Prevention research is currently the lowest funded category, accounting for just 7% of grants. Grants can be coded to multiple focus areas.

NIH global collaborations show the percentage of grants by cancer focus area, as coded by Common Scientific Outline criteria (CSO code).  Biology: 29% of grants Etiology: 10% of grants Prevention: 7% of grants Early Detection, Diagnosis, and Prognosis: 15% of grants Treatment: 28% of grants Cancer Control, Survivorship, and Outcomes Research: 11% of grants
Credit: National Cancer Institute


International Collaborations (Grants) by Cancer Site

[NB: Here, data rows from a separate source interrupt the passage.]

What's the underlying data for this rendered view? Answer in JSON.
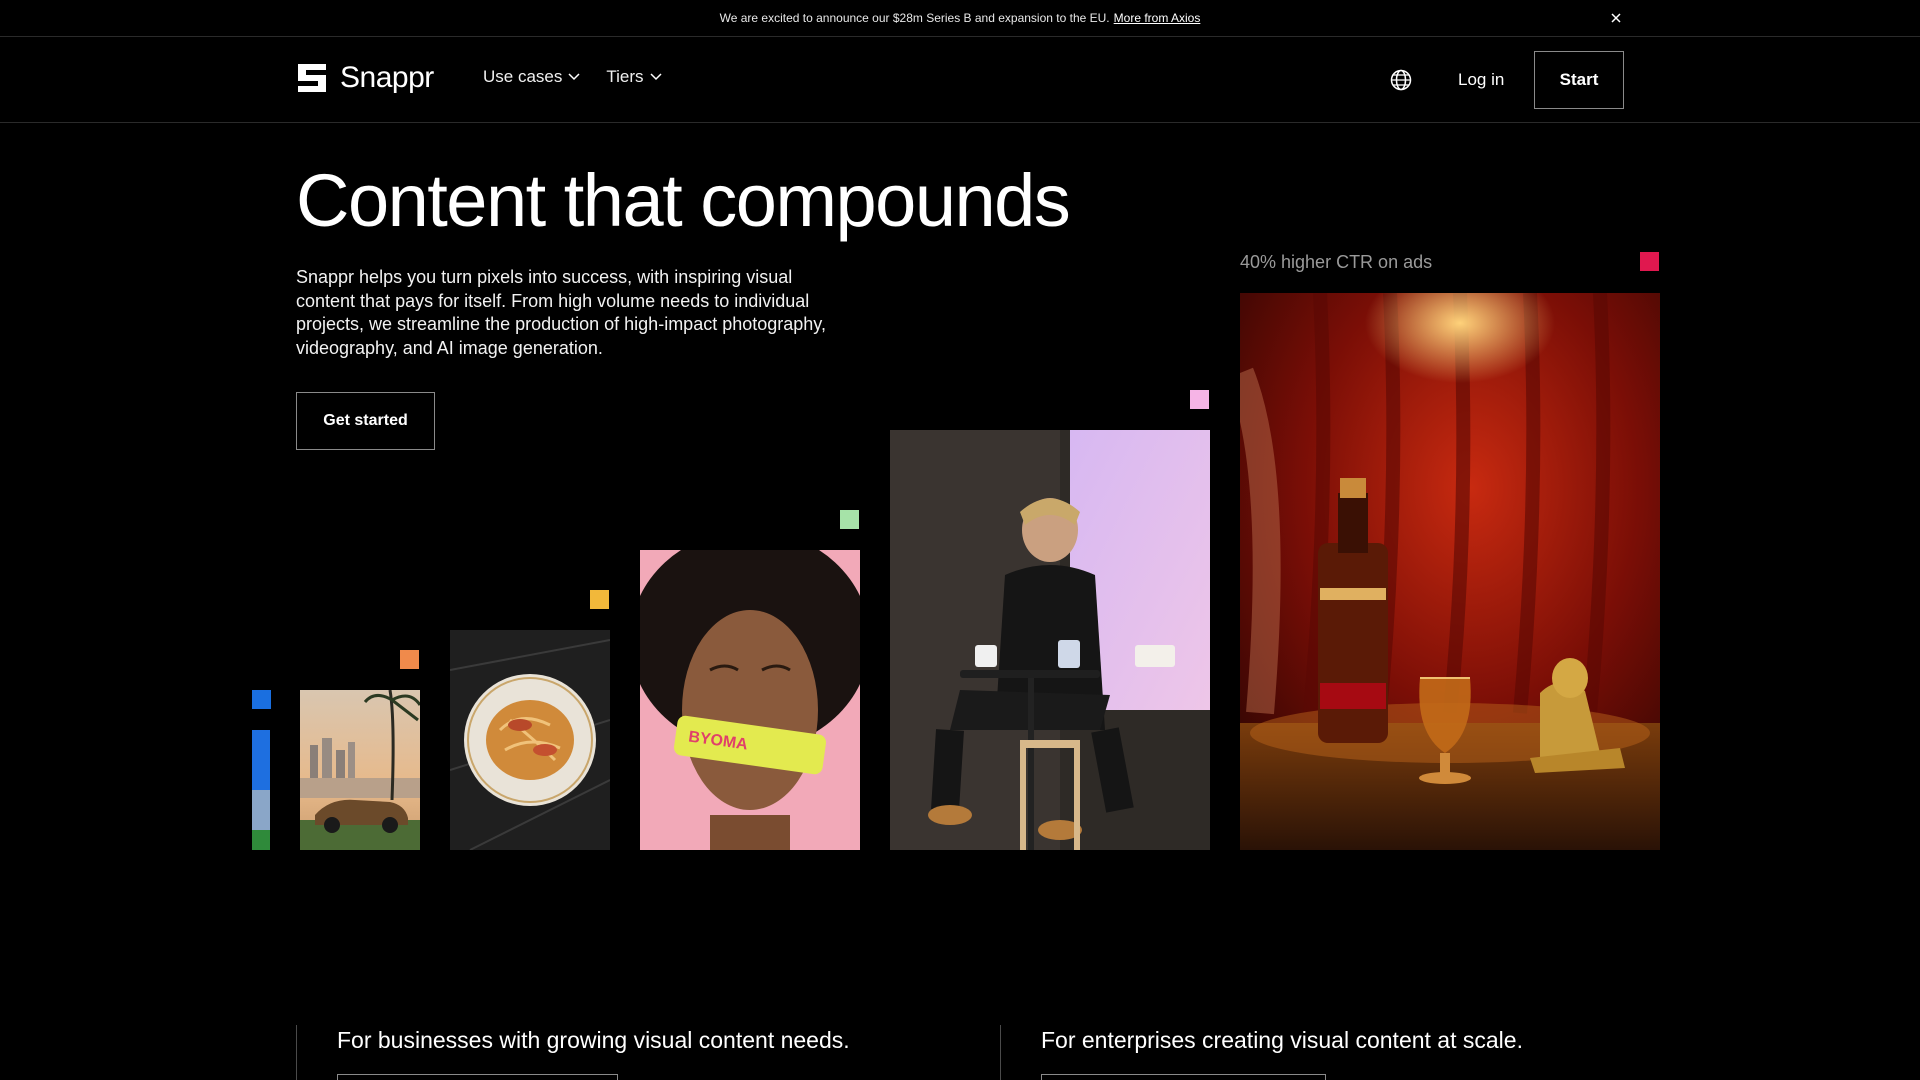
{
  "announcement": {
    "text": "We are excited to announce our $28m Series B and expansion to the EU.",
    "link": "More from Axios"
  },
  "header": {
    "logo_text": "Snappr",
    "nav": [
      {
        "label": "Use cases"
      },
      {
        "label": "Tiers"
      }
    ],
    "login_label": "Log in",
    "start_label": "Start"
  },
  "hero": {
    "title": "Content that compounds",
    "description": "Snappr helps you turn pixels into success, with inspiring visual content that pays for itself.  From high volume needs to individual projects, we streamline the production of high-impact photography, videography, and AI image generation.",
    "cta_label": "Get started"
  },
  "gallery": {
    "ctr_label": "40% higher CTR on ads",
    "accent_colors": {
      "blue": "#1a6fe0",
      "orange": "#f08a4b",
      "yellow": "#f2b83a",
      "green": "#a6e3a8",
      "pink": "#f6b4e6",
      "red": "#e0184f"
    },
    "images": [
      {
        "name": "partial-building-photo"
      },
      {
        "name": "car-sunset-photo"
      },
      {
        "name": "noodles-plate-photo"
      },
      {
        "name": "smiling-woman-byoma-photo",
        "brand": "BYOMA"
      },
      {
        "name": "speaker-stage-photo"
      },
      {
        "name": "whisky-bottle-photo"
      }
    ]
  },
  "sections": {
    "business": "For businesses with growing visual content needs.",
    "enterprise": "For enterprises creating visual content at scale."
  }
}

Cancer is not a single disease, and different cancer types require different prevention, detection, treatment, and control strategies. NIH funds global cancer research across more than fifty cancer sites in the body, and over a quarter of grants are not site-specific, meaning they apply to all cancer sites.

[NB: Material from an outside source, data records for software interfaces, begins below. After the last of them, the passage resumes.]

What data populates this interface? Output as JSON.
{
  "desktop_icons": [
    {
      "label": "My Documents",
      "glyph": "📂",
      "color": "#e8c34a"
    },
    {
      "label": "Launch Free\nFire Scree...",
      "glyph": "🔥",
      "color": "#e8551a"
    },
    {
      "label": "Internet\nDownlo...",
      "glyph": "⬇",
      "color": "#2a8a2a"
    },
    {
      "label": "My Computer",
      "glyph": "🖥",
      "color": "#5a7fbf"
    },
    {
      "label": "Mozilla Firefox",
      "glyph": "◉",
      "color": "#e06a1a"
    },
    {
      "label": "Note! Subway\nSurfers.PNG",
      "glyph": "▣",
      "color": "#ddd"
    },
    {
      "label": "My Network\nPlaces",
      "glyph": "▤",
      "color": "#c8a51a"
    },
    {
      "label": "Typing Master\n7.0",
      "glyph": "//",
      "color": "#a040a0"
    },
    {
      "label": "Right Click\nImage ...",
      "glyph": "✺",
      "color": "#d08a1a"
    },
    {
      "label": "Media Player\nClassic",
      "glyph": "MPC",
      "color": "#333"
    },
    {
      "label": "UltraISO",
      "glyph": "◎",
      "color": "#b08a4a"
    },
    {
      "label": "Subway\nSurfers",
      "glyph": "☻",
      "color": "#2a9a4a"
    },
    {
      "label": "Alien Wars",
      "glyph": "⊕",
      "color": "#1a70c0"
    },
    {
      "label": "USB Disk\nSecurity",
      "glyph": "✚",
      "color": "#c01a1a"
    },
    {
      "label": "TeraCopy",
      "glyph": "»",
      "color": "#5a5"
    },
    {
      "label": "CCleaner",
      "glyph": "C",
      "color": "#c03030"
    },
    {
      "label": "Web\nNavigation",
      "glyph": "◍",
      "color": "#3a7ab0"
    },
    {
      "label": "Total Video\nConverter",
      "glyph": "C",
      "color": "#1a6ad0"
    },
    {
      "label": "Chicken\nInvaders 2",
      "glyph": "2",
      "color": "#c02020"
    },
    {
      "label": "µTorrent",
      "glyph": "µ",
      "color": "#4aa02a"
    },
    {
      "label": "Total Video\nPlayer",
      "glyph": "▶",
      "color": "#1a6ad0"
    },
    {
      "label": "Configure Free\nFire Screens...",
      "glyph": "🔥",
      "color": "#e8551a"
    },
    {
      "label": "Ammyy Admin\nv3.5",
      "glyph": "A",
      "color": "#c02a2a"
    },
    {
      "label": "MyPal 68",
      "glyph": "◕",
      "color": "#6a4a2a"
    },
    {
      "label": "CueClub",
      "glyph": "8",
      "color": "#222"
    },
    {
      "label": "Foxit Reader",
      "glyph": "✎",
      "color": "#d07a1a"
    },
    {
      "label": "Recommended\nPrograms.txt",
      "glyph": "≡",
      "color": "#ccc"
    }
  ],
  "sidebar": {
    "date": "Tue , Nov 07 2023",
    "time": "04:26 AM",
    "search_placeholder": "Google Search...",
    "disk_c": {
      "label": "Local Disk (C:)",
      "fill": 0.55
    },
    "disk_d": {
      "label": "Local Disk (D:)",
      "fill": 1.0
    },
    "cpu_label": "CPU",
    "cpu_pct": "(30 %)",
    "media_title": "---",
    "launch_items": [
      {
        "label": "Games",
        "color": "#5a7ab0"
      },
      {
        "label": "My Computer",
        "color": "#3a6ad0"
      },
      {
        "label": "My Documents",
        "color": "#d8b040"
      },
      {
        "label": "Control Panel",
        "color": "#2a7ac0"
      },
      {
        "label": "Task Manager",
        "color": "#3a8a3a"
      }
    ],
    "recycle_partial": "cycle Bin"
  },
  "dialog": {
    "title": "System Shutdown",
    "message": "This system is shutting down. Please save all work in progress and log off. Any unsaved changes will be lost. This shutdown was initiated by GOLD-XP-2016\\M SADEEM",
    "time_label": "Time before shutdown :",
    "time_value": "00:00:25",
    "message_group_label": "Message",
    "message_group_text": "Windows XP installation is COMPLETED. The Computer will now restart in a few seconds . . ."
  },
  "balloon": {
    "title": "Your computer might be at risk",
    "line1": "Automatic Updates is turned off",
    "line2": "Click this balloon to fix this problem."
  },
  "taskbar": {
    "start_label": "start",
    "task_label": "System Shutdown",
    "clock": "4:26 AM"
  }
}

The image below shows the ten most studied cancer sites in the NIH global cancer research portfolio.

The image shows the ten most studied cancer sites in the NIH global cancer research portfolio through awards.  Not Site-Specific Cancer: 27%  Breast Cancer: 12%  Lung Cancer: 8%  Leukemia: 6%  Brain Tumor: 6%  Colon and Rectal Cancer: 5%  Prostate Cancer: 5% Pancreatic Cancer: 4% Melanoma: 4% Non-Hodgkin’s Lymphoma: 3%
Credit: National Cancer Institute


Global Cancer Research Training Grants

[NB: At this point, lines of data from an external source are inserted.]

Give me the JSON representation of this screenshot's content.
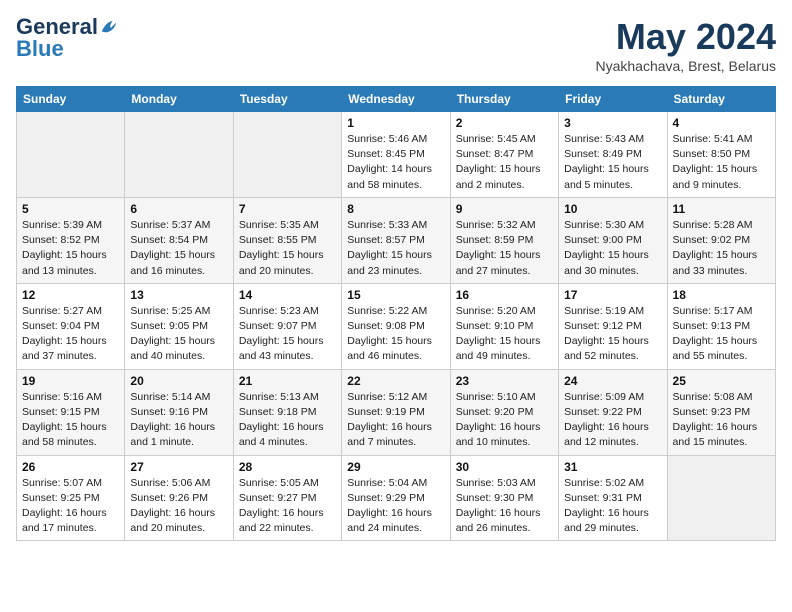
{
  "header": {
    "logo_general": "General",
    "logo_blue": "Blue",
    "title": "May 2024",
    "location": "Nyakhachava, Brest, Belarus"
  },
  "weekdays": [
    "Sunday",
    "Monday",
    "Tuesday",
    "Wednesday",
    "Thursday",
    "Friday",
    "Saturday"
  ],
  "weeks": [
    [
      {
        "day": "",
        "info": ""
      },
      {
        "day": "",
        "info": ""
      },
      {
        "day": "",
        "info": ""
      },
      {
        "day": "1",
        "info": "Sunrise: 5:46 AM\nSunset: 8:45 PM\nDaylight: 14 hours\nand 58 minutes."
      },
      {
        "day": "2",
        "info": "Sunrise: 5:45 AM\nSunset: 8:47 PM\nDaylight: 15 hours\nand 2 minutes."
      },
      {
        "day": "3",
        "info": "Sunrise: 5:43 AM\nSunset: 8:49 PM\nDaylight: 15 hours\nand 5 minutes."
      },
      {
        "day": "4",
        "info": "Sunrise: 5:41 AM\nSunset: 8:50 PM\nDaylight: 15 hours\nand 9 minutes."
      }
    ],
    [
      {
        "day": "5",
        "info": "Sunrise: 5:39 AM\nSunset: 8:52 PM\nDaylight: 15 hours\nand 13 minutes."
      },
      {
        "day": "6",
        "info": "Sunrise: 5:37 AM\nSunset: 8:54 PM\nDaylight: 15 hours\nand 16 minutes."
      },
      {
        "day": "7",
        "info": "Sunrise: 5:35 AM\nSunset: 8:55 PM\nDaylight: 15 hours\nand 20 minutes."
      },
      {
        "day": "8",
        "info": "Sunrise: 5:33 AM\nSunset: 8:57 PM\nDaylight: 15 hours\nand 23 minutes."
      },
      {
        "day": "9",
        "info": "Sunrise: 5:32 AM\nSunset: 8:59 PM\nDaylight: 15 hours\nand 27 minutes."
      },
      {
        "day": "10",
        "info": "Sunrise: 5:30 AM\nSunset: 9:00 PM\nDaylight: 15 hours\nand 30 minutes."
      },
      {
        "day": "11",
        "info": "Sunrise: 5:28 AM\nSunset: 9:02 PM\nDaylight: 15 hours\nand 33 minutes."
      }
    ],
    [
      {
        "day": "12",
        "info": "Sunrise: 5:27 AM\nSunset: 9:04 PM\nDaylight: 15 hours\nand 37 minutes."
      },
      {
        "day": "13",
        "info": "Sunrise: 5:25 AM\nSunset: 9:05 PM\nDaylight: 15 hours\nand 40 minutes."
      },
      {
        "day": "14",
        "info": "Sunrise: 5:23 AM\nSunset: 9:07 PM\nDaylight: 15 hours\nand 43 minutes."
      },
      {
        "day": "15",
        "info": "Sunrise: 5:22 AM\nSunset: 9:08 PM\nDaylight: 15 hours\nand 46 minutes."
      },
      {
        "day": "16",
        "info": "Sunrise: 5:20 AM\nSunset: 9:10 PM\nDaylight: 15 hours\nand 49 minutes."
      },
      {
        "day": "17",
        "info": "Sunrise: 5:19 AM\nSunset: 9:12 PM\nDaylight: 15 hours\nand 52 minutes."
      },
      {
        "day": "18",
        "info": "Sunrise: 5:17 AM\nSunset: 9:13 PM\nDaylight: 15 hours\nand 55 minutes."
      }
    ],
    [
      {
        "day": "19",
        "info": "Sunrise: 5:16 AM\nSunset: 9:15 PM\nDaylight: 15 hours\nand 58 minutes."
      },
      {
        "day": "20",
        "info": "Sunrise: 5:14 AM\nSunset: 9:16 PM\nDaylight: 16 hours\nand 1 minute."
      },
      {
        "day": "21",
        "info": "Sunrise: 5:13 AM\nSunset: 9:18 PM\nDaylight: 16 hours\nand 4 minutes."
      },
      {
        "day": "22",
        "info": "Sunrise: 5:12 AM\nSunset: 9:19 PM\nDaylight: 16 hours\nand 7 minutes."
      },
      {
        "day": "23",
        "info": "Sunrise: 5:10 AM\nSunset: 9:20 PM\nDaylight: 16 hours\nand 10 minutes."
      },
      {
        "day": "24",
        "info": "Sunrise: 5:09 AM\nSunset: 9:22 PM\nDaylight: 16 hours\nand 12 minutes."
      },
      {
        "day": "25",
        "info": "Sunrise: 5:08 AM\nSunset: 9:23 PM\nDaylight: 16 hours\nand 15 minutes."
      }
    ],
    [
      {
        "day": "26",
        "info": "Sunrise: 5:07 AM\nSunset: 9:25 PM\nDaylight: 16 hours\nand 17 minutes."
      },
      {
        "day": "27",
        "info": "Sunrise: 5:06 AM\nSunset: 9:26 PM\nDaylight: 16 hours\nand 20 minutes."
      },
      {
        "day": "28",
        "info": "Sunrise: 5:05 AM\nSunset: 9:27 PM\nDaylight: 16 hours\nand 22 minutes."
      },
      {
        "day": "29",
        "info": "Sunrise: 5:04 AM\nSunset: 9:29 PM\nDaylight: 16 hours\nand 24 minutes."
      },
      {
        "day": "30",
        "info": "Sunrise: 5:03 AM\nSunset: 9:30 PM\nDaylight: 16 hours\nand 26 minutes."
      },
      {
        "day": "31",
        "info": "Sunrise: 5:02 AM\nSunset: 9:31 PM\nDaylight: 16 hours\nand 29 minutes."
      },
      {
        "day": "",
        "info": ""
      }
    ]
  ]
}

CGH supports participation by international investigators in relevant NCI cancer research training curricula, co-funding for early career awards for global oncology researchers, and support for institutional research training collaborations between US institutions and international institutions. CGH’s training support focuses on investigators based on low- and middle-income countries (LMICs) to enable equitable and impactful global scientific collaboration. Although research training makes up a small proportion of NIH’s global cancer research portfolio, it is a higher proportion of grants with collaborators in LMICs, especially in sub-Saharan Africa.  

In FY2020, 42% of research training grants included collaboration with LMICs.

NIH global cancer research training grants show the number of grants by world region.
Credit: National Cancer Institute


Clinical Trial Grants with International Collaborations 

CGH supports clinical trials with international collaborators and at international institutions as a key part of its research strategy. Given the critical importance of NCI-supported clinical trials in advancing progress against cancer, the limited NCI-supported clinical trials footprint in LMICs can likely be increased to realize important scientific opportunities. NIH currently funds some clinical trials in LMICs by providing dedicated support for investigator-initiated clinical trials at NCI-Designated Cancer Centers with strong LMIC institution partnerships and by collaborating with other internal and external partners.  

In FY2020, 38% of clinical trial grants included collaboration with LMICs.

NIH clinical trial grants show the number of grants by world region.
Credit: National Cancer Institute


Participation of Investigators in Global Cancer Research

CGH supports innovative, impactful research in global cancer control through international collaboration. One of NCI’s strategic priorities is to increase the portfolio of NCI extramural funding involving collaborators in LMICs by developing new extramural funding initiatives and collaborating with other NCI extramural divisions and NIH ICOs. 

The image shows the total number of grants with international collaborators by fiscal year, as well as collaborations in LMICs and PIs in LMICs/direct awards.
Credit: National Cancer Institute


How to Connect

Organizations interested in becoming a partner are welcome to visit the ICRP website and follow the application guidelines

For information, contact Lynne Davies, operations manager, at


Since 2000, ICRP partners have represented a wide range of governmental, public, and nonprofit cancer research funding organizations from across the world. See the full list of ICRP partners and funding organizations.